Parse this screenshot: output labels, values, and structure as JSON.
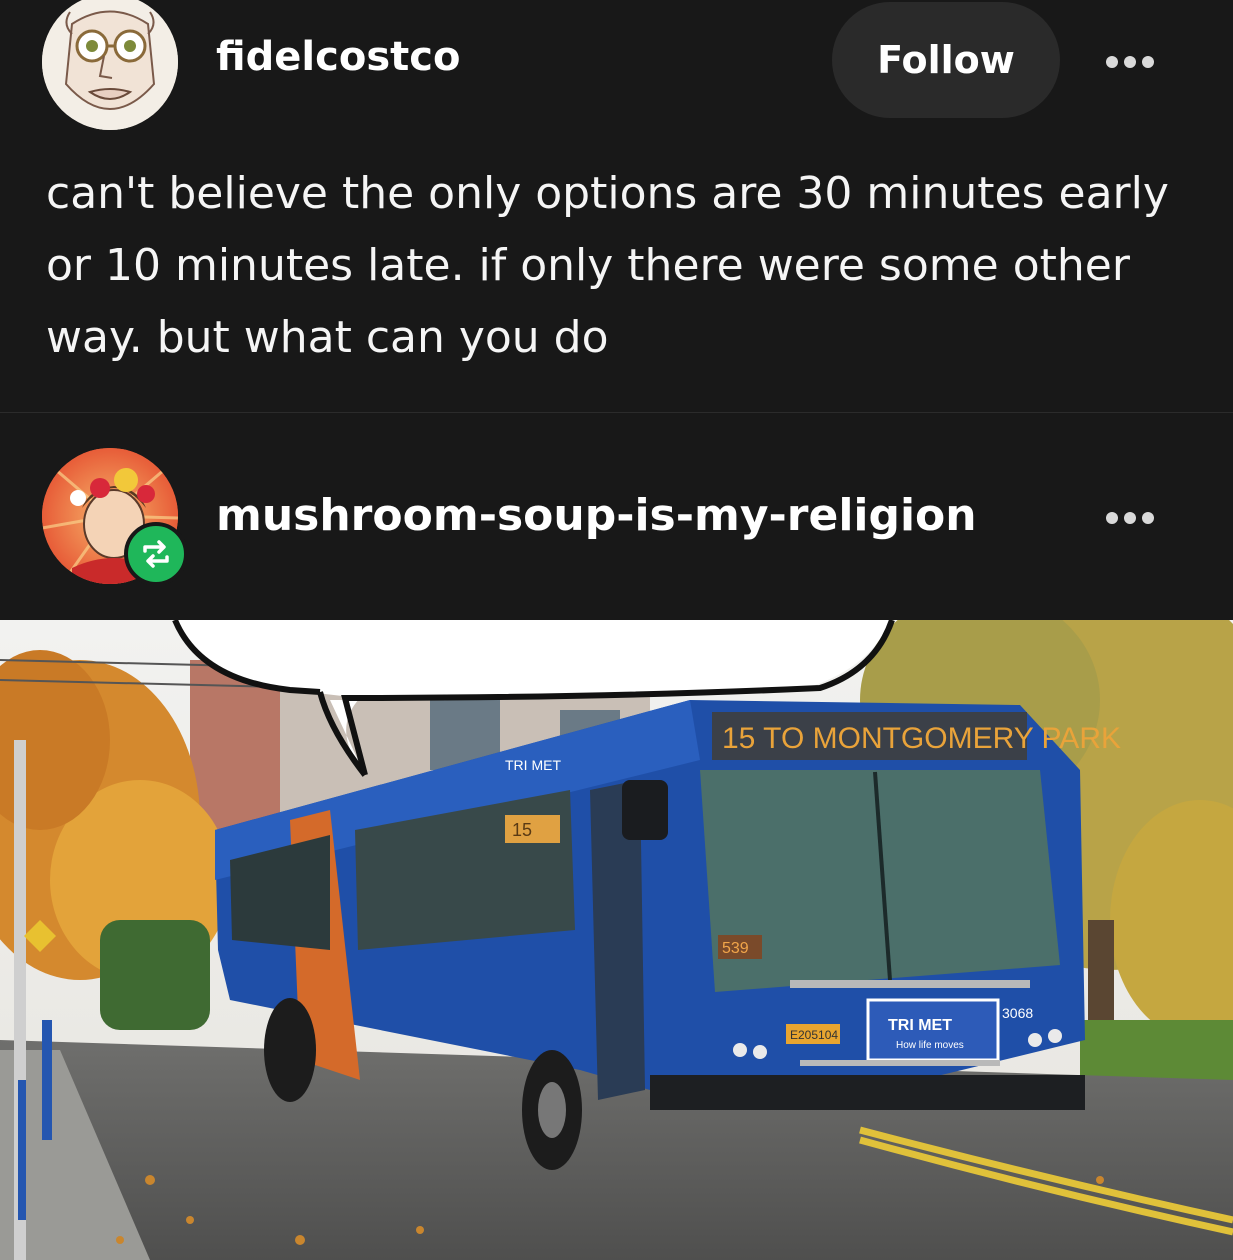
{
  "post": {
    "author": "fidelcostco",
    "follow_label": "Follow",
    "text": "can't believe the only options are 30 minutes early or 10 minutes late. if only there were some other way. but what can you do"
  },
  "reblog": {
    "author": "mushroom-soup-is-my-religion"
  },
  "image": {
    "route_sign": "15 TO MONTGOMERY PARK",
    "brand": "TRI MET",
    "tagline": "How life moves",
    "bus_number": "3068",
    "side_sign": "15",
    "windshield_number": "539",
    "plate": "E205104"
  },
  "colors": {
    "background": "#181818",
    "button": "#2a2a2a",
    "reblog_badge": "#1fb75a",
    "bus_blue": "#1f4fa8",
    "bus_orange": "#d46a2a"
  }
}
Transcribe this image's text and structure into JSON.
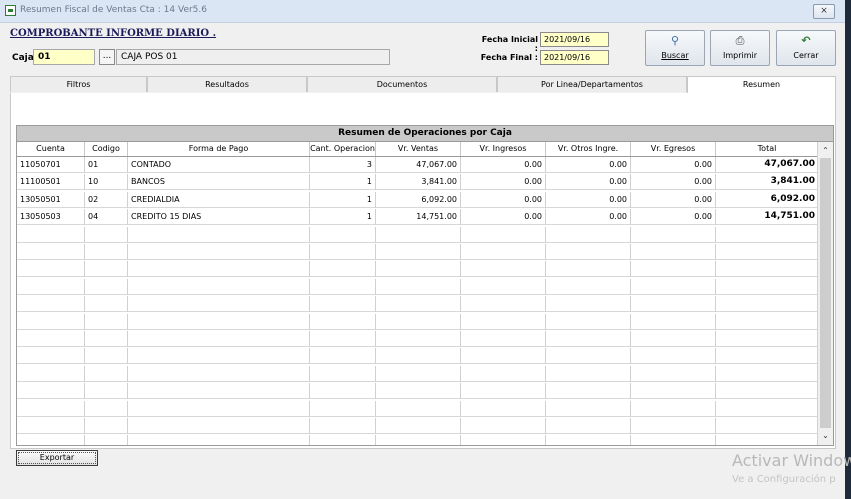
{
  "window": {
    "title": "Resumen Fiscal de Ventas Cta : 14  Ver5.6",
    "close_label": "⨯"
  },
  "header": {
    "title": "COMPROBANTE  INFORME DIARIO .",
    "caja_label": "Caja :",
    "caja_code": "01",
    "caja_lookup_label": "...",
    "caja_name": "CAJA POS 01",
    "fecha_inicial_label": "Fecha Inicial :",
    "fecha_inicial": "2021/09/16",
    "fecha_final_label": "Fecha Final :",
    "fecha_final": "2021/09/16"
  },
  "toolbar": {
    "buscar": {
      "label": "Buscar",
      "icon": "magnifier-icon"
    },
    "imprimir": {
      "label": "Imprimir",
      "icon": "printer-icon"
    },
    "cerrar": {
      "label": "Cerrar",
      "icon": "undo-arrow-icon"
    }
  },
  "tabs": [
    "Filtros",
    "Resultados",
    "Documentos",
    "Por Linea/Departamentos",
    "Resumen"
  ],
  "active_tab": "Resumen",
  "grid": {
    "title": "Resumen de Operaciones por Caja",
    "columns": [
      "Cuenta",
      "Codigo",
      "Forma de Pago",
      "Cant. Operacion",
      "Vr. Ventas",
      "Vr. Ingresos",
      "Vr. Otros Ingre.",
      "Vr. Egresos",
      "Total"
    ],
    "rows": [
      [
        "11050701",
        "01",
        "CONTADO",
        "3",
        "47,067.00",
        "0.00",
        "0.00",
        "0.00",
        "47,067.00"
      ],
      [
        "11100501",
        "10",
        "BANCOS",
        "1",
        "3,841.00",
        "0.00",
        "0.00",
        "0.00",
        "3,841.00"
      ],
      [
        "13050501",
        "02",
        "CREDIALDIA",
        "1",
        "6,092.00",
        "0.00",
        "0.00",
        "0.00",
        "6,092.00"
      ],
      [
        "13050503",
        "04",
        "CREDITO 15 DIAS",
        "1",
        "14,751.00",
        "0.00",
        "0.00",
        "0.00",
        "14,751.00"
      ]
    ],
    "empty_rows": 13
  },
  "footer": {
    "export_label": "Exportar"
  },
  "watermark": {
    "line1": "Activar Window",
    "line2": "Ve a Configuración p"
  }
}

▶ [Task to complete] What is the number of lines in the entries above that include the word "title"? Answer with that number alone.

▶ [Reply to the exercise] 3